Another popular Moloka‘i ride is the ten-mile climb from Kaunakakai to Pālā‘au State Park. In the first mile, when you’re still at sea level, you pedal right past 1,000 palms that were planted in the 1860s by order of King Kamehameha V. By the end of the ride, near the Kalaupapa overlook at 1,600 feet, you’re surrounded by cool, refreshing mist and are cycling amidst dense groves of ironwoods.
Or point your two wheels west, and ride down Maunaloa Highway. The twenty miles of rolling pavement will take you out to Pāpōhaku—Hawai‘i’s largest beach—and on toward smaller stretches of sand like Kapukahehu (known locally as “Dixie Maru Cove”), where the road ends.
Unless, of course, you’re mountain biking—because in that case, you’re just getting started.
On the day following my coastal ride I meet with Phillip to swap out the road bike for one with fatter tires. I’m eager to see some places that aren’t on most visitors’ radar because it takes four-wheel drive or old-fashioned leg power to get there.
It’s been raining recently, so tackling the mountain is out—at least for another day—and I opt instead to head west in search of small, hidden beaches that line the arid shore.
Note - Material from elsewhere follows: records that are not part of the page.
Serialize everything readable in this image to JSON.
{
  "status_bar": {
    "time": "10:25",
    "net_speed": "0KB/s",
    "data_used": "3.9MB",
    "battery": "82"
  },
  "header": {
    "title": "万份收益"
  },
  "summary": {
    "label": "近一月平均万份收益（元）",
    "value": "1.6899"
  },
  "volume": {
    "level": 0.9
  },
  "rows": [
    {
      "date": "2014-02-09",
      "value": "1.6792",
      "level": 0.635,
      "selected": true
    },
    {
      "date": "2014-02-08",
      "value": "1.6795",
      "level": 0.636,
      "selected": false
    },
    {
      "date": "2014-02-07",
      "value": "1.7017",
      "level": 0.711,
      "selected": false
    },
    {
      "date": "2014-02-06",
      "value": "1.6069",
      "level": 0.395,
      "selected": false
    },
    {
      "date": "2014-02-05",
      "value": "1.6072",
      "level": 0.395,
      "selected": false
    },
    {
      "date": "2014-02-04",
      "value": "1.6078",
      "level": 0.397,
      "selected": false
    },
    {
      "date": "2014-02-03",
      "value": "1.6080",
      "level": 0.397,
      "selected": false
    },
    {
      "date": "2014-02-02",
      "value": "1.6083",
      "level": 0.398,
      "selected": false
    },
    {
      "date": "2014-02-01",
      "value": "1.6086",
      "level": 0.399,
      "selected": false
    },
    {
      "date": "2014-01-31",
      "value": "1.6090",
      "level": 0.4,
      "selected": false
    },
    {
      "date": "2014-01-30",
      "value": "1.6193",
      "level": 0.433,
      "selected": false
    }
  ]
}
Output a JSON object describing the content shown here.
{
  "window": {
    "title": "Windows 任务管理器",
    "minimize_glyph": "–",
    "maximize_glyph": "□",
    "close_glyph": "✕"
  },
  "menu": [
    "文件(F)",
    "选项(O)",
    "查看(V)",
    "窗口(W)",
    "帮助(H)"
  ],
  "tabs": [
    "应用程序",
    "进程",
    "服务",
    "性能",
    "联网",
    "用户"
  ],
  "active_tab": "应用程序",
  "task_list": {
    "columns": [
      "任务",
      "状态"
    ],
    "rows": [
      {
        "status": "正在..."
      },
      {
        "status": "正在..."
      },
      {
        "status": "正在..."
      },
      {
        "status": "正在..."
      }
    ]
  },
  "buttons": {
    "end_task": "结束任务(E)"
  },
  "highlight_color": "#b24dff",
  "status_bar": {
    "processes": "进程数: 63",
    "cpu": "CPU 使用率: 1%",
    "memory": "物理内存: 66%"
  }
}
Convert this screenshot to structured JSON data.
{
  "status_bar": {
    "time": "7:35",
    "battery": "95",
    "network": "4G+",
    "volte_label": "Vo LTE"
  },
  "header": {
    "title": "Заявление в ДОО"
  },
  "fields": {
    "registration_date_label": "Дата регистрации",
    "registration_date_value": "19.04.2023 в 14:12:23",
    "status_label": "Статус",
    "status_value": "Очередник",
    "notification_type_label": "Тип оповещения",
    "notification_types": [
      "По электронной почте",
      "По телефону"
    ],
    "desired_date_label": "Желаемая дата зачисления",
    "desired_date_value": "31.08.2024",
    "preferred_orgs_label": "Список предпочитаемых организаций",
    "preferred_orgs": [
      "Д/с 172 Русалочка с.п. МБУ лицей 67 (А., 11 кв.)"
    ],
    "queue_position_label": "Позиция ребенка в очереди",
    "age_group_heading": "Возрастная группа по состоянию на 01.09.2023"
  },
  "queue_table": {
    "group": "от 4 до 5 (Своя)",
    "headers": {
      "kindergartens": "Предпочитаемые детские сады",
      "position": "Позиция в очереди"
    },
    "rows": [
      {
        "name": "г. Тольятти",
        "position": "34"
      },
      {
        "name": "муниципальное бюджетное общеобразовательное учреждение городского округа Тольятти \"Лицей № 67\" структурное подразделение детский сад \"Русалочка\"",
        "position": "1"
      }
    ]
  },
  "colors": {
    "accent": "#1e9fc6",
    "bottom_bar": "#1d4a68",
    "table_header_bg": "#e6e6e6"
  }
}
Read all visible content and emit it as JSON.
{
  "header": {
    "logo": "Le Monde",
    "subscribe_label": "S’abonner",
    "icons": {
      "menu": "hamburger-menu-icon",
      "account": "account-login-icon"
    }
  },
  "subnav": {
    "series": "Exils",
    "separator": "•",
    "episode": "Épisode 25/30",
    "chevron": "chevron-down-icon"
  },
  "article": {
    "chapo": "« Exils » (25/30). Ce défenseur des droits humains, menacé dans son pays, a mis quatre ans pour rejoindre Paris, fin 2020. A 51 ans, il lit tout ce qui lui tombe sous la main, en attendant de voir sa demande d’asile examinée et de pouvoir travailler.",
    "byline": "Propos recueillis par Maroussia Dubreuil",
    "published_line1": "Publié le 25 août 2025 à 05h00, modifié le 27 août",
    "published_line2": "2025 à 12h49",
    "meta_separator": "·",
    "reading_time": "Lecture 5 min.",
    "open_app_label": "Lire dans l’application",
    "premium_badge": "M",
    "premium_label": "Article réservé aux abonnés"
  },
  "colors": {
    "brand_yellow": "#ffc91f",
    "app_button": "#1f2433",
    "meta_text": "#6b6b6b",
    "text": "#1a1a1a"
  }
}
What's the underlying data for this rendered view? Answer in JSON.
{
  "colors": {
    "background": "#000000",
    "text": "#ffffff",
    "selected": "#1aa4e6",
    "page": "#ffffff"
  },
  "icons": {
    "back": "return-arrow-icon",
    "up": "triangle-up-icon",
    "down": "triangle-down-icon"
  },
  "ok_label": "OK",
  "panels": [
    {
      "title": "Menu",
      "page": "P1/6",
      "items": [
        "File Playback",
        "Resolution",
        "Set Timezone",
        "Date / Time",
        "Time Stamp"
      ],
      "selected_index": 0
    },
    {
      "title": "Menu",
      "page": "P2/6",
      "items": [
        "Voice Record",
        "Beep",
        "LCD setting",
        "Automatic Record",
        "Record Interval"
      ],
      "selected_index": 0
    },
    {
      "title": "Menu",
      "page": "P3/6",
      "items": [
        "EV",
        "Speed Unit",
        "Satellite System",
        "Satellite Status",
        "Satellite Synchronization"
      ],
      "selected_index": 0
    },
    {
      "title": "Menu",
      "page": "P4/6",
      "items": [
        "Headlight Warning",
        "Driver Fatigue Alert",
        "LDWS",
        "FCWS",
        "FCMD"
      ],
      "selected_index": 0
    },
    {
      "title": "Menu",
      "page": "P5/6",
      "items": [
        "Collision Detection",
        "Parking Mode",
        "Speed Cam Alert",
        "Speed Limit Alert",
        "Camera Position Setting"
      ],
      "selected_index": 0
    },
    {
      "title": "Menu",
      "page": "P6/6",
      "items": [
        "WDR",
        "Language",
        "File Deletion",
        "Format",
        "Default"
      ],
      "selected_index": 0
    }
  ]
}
Many of the trails here are just a few miles long, but the sense of adventure is bolstered by riding to stretches of sand where it’s virtually certain you’ll be the only one there.